The real difficulty with Aslan is that as a professional sociologist of religion he knows his way around the bewilderments of this material but as a writer he is capable only of a crude form of dramatisation. That, one suspects, is why he’s caused a splash. The difficulty for the believer — or for the openminded suspender of disbelief — is that this Christ story that begins in fire and thunder and folk wisdom and talk about the end of days finishes with the light that shines in darkness and the darkness that comprehended it not.
It doesn’t say too much for Aslan’s writerly skills that he has a chapter called ‘‘ If Christ has not Been risen’’. What, for God’s sake, is wrong with ‘‘ If Christ is not Risen’’? Was the publisher asleep? Then there’s the ending: The one thing any comprehensive study of the historical Jesus should hopefully reveal is that Jesus of Nazareth — Jesus the man — is every bit as compelling, charismatic, and praiseworthy as Jesus the Christ. He is, in short, someone worth believing in.
‘‘ Hopefully’’, for heaven’s sake? This is a bit of a lame duck gesture towards what Pier Paolo Pasolini actualised in the one 20th-century masterpiece about the life of Christ, The Gospel According to St Matthew. It’s interesting, though, that Pasolini succeeded in making his uncannily convincing documentarystyle neo-realist homage to the fiery credibility of the young, angry, radical Christ using Matthew’s words and he combined it with the final epiphany of resurrection.
It’s contemporary America’s doubt about that, and its ignorance of the scholarship of the past 150 years, that is troubling the sleep of the land of the free and making this very ordinary book a bestseller.
You’d be better off with Pasolini, you’d be better off with Aslan the Lion. But the way you respond to this vulgarised biblical scepticism will depend on how you feel when you hear the words, ‘‘ I’m the resurrection and the light — whoever believes in me, though he were dead, yet shall he live.’’ form and maintain what the Harrisons term ‘‘ a cogent and effective family’’.
It is nevertheless fascinating to learn that, at age 70, Flynn Sr had a passionate affair with Melbourne-born composer Peggy GlanvilleHicks, 30 years his junior.
Despite their many differences, father and son liked and esteemed each other.
Thus one of the most fascinating, and often harrowing, sections of this fine biography canvasses the effect on his father of Errol’s death in Vancouver, British Columbia, on October 14, 1959.
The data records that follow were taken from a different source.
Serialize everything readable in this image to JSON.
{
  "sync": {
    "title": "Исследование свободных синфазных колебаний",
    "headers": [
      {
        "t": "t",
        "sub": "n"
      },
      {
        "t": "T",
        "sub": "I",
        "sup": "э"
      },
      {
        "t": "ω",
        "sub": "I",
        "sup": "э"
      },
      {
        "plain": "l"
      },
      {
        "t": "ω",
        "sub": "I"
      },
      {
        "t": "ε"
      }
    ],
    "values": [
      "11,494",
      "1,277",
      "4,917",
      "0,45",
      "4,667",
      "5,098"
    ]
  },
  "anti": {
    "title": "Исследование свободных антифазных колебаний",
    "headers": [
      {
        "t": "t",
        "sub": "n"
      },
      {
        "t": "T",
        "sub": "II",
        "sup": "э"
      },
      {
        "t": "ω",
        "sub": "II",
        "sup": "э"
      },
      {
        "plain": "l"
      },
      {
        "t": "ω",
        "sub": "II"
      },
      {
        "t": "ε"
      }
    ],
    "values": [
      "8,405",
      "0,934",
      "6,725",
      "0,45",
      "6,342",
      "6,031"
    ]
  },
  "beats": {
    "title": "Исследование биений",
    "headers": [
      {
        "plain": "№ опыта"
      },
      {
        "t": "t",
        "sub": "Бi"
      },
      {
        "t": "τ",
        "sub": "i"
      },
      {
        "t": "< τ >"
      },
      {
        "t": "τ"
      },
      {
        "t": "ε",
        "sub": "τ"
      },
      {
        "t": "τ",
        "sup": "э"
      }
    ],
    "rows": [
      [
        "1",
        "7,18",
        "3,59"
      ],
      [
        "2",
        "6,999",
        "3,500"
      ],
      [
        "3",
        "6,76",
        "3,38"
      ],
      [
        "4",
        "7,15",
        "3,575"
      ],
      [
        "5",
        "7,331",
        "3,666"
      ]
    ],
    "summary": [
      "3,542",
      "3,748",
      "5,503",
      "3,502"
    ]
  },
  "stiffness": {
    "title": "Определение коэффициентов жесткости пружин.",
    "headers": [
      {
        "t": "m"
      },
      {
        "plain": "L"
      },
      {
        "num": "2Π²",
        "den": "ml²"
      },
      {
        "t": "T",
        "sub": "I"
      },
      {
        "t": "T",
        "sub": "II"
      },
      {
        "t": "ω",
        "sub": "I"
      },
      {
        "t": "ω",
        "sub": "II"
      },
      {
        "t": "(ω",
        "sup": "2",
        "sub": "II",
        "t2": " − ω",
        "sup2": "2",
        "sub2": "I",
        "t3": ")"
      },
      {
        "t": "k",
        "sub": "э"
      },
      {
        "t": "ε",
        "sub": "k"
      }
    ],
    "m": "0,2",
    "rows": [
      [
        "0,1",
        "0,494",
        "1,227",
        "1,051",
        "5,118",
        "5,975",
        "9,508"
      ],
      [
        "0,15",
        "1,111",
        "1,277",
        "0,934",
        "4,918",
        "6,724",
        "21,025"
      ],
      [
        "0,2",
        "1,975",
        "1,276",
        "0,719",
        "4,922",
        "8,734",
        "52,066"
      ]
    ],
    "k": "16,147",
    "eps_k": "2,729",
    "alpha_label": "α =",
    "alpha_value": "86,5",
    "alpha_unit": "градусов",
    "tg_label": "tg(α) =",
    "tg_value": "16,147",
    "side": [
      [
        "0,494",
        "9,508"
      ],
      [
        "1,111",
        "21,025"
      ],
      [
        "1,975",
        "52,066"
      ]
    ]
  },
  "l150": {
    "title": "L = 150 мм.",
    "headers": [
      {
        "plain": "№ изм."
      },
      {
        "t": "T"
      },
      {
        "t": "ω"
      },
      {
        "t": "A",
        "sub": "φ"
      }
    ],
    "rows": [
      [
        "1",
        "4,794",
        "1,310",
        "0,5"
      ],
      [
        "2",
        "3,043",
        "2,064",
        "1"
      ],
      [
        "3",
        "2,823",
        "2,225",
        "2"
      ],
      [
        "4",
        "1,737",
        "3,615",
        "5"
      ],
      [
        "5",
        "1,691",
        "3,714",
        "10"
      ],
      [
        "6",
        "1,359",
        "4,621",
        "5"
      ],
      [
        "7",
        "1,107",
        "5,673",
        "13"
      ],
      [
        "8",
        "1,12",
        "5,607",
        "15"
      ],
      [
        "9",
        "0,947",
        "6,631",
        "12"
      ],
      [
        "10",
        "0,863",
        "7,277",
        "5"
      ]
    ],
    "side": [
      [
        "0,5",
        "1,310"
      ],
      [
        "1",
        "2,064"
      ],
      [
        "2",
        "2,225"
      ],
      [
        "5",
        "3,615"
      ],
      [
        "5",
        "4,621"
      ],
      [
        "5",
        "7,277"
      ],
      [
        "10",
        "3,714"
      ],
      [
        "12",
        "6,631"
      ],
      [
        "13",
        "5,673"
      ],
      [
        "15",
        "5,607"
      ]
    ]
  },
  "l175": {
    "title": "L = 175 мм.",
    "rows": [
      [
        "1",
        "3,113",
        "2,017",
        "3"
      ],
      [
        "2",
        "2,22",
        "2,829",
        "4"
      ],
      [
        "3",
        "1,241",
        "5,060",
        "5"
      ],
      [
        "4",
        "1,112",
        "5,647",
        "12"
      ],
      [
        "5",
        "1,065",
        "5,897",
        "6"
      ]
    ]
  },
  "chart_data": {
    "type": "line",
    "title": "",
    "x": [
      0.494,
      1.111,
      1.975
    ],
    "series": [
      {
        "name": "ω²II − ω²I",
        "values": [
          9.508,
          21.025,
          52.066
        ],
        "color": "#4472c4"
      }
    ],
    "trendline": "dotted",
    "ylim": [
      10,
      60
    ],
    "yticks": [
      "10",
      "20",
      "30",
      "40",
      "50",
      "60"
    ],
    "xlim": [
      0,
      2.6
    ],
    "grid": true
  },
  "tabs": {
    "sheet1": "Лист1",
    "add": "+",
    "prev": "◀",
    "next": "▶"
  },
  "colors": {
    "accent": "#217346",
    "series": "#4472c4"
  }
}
Although the cause of death was listed as heart attack, it was well known the actor was an alcoholic and drug addict and suffering from cirrhosis of the liver.
It is also touching to be informed of how, after Errol’s premature death at age 50, his father, who would live another nine years, so dutifully supervised his errant son’s estate and his many properties in Jamaica.
As it happens, one of my favourite movies is the 1938 swashbuckler The Adventures of Robin Hood, with Flynn in the title role and the sensual British-American actress Olivia de Havilland as Maid Marian.
In later life, de Havilland declared that, despite persistent rumours, she never had sexual relations with the amorous, restless and enigmatic Australian.
In that film, Flynn demonstrated he was not merely a superlatively energetic and handsome actor, but a highly professional swordsman as well. My one regret is that the Harrisons make no mention of this wonderful movie in what is in many ways an enthralling book.
Errol Flynn, left, sailing with his father, Theodore, centre